*** The records Section Begins ***

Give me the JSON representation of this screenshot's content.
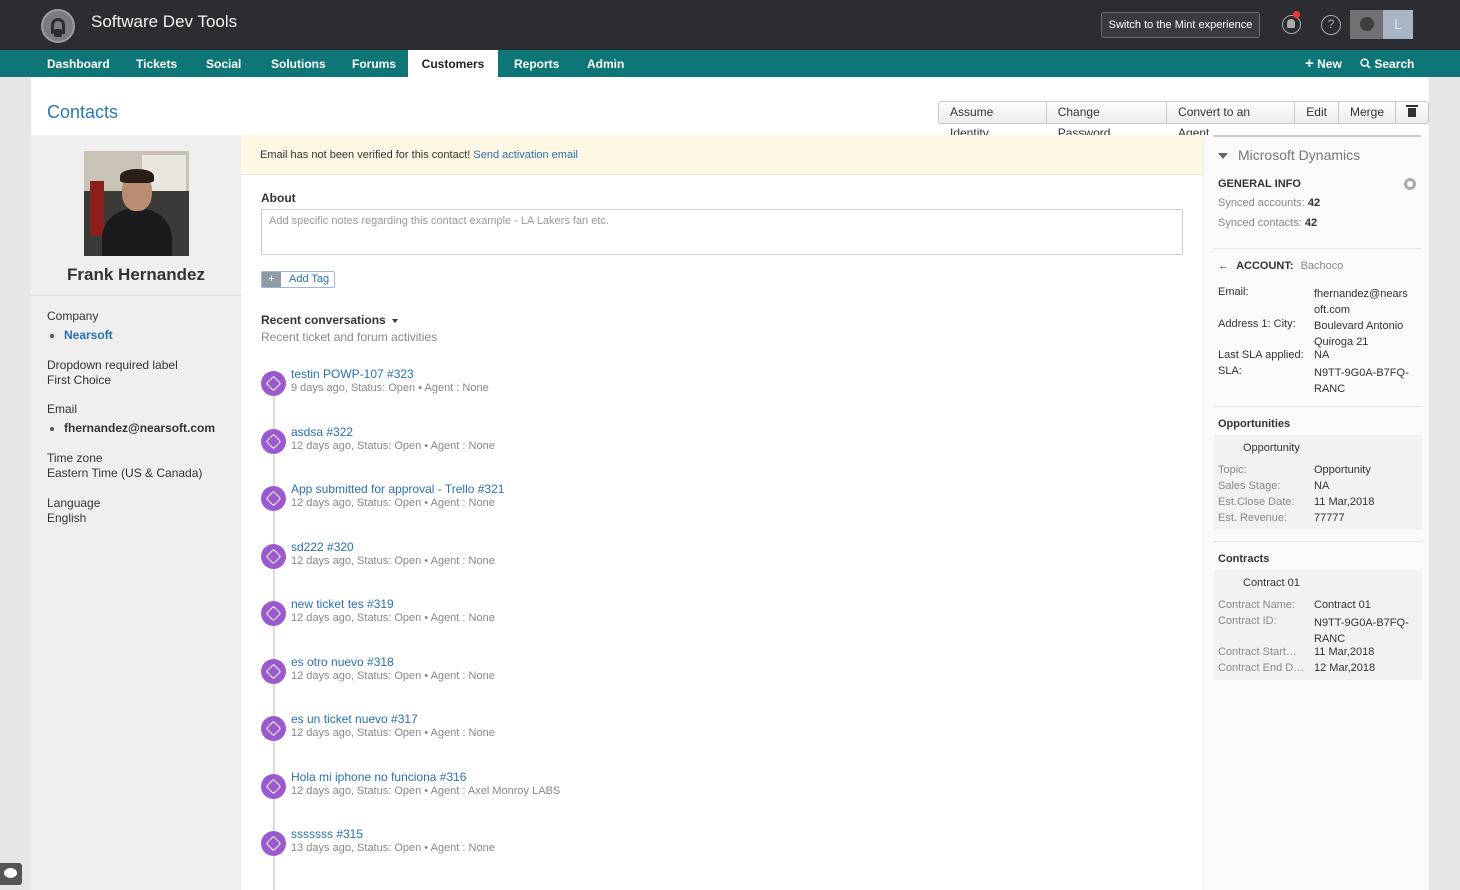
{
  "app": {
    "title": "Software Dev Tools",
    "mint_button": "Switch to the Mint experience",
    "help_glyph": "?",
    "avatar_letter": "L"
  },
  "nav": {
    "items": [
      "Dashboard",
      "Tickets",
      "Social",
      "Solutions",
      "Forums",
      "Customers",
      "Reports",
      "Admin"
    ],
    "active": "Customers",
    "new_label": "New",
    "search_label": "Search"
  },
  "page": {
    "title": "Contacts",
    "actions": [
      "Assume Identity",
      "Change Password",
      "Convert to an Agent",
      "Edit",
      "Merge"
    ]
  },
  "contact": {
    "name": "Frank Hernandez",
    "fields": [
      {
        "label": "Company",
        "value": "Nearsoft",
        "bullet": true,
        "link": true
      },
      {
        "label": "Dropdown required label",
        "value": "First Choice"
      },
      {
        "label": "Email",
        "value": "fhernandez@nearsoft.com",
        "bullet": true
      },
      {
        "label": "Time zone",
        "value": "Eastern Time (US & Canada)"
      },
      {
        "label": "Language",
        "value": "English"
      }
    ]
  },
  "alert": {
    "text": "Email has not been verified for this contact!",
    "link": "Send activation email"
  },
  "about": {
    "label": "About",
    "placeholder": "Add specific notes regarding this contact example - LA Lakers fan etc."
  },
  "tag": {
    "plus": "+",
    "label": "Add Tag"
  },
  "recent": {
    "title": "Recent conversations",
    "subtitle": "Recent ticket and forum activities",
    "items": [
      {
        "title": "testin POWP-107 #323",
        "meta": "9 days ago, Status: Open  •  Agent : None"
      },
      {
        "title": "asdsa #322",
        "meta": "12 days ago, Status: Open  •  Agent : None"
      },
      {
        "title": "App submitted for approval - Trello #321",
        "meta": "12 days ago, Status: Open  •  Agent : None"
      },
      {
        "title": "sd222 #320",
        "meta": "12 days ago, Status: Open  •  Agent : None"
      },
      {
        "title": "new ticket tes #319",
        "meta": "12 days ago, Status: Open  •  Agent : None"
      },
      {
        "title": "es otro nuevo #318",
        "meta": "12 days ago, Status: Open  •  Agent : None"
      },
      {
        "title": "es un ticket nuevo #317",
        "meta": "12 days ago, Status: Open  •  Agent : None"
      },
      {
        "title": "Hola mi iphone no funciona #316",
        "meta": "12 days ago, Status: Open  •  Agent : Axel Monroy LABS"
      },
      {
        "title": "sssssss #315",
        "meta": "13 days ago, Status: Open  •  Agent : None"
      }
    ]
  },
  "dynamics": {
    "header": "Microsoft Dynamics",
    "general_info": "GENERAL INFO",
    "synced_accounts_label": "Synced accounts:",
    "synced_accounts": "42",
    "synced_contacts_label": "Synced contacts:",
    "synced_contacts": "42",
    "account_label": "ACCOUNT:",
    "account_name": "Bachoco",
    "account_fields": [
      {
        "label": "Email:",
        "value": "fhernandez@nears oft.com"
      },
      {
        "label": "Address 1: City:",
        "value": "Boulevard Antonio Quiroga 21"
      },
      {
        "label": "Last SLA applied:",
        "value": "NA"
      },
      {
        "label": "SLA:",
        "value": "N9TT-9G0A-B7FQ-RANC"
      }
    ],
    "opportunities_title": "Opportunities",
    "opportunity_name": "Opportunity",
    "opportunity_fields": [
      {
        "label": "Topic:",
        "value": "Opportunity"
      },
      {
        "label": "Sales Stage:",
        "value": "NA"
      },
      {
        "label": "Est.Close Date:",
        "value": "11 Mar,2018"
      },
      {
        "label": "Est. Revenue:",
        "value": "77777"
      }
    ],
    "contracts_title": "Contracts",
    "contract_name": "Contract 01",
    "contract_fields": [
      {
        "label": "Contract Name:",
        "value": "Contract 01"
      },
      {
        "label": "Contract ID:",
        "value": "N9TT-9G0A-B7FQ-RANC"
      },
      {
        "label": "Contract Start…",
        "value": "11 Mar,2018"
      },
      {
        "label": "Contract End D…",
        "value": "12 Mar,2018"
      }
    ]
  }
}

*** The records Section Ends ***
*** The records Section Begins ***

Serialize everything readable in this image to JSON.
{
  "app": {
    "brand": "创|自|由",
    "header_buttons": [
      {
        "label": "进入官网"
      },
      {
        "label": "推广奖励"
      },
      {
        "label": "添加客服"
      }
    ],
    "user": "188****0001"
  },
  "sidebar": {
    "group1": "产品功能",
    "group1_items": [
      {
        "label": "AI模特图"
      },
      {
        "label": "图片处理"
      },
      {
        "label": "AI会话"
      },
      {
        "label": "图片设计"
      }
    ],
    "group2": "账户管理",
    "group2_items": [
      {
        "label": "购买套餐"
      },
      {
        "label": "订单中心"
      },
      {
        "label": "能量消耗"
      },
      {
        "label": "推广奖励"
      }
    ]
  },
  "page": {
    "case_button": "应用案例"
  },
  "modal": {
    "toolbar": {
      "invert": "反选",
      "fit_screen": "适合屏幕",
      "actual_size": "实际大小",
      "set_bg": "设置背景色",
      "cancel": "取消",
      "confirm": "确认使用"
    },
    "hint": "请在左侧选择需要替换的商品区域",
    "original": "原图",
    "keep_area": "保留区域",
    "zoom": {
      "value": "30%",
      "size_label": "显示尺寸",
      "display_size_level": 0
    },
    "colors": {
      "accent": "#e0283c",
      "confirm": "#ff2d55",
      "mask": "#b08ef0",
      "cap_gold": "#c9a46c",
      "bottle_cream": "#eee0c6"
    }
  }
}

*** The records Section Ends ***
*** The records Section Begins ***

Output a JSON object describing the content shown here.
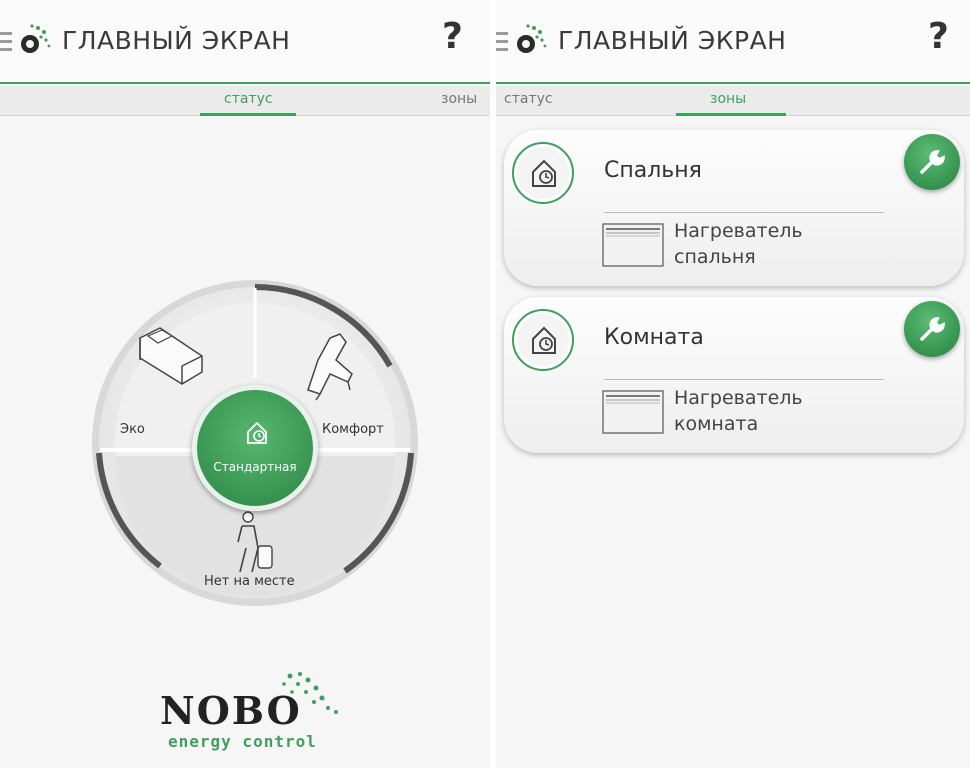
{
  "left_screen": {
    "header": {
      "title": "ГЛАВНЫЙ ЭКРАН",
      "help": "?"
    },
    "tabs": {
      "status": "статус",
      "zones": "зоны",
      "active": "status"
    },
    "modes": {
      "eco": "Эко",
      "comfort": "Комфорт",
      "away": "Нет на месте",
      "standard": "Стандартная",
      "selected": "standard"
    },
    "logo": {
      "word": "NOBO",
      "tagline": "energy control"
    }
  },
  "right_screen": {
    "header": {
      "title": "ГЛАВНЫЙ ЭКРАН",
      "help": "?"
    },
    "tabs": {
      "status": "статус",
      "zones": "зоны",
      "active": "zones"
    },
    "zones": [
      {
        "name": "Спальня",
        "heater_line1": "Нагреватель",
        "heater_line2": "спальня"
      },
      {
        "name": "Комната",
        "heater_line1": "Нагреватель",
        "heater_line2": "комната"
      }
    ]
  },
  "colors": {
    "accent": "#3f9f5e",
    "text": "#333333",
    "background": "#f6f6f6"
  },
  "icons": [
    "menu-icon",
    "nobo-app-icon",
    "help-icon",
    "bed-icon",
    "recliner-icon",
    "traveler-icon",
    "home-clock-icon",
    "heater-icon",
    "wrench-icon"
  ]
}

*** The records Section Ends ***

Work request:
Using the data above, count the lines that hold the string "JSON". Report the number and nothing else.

Exercise solution:
3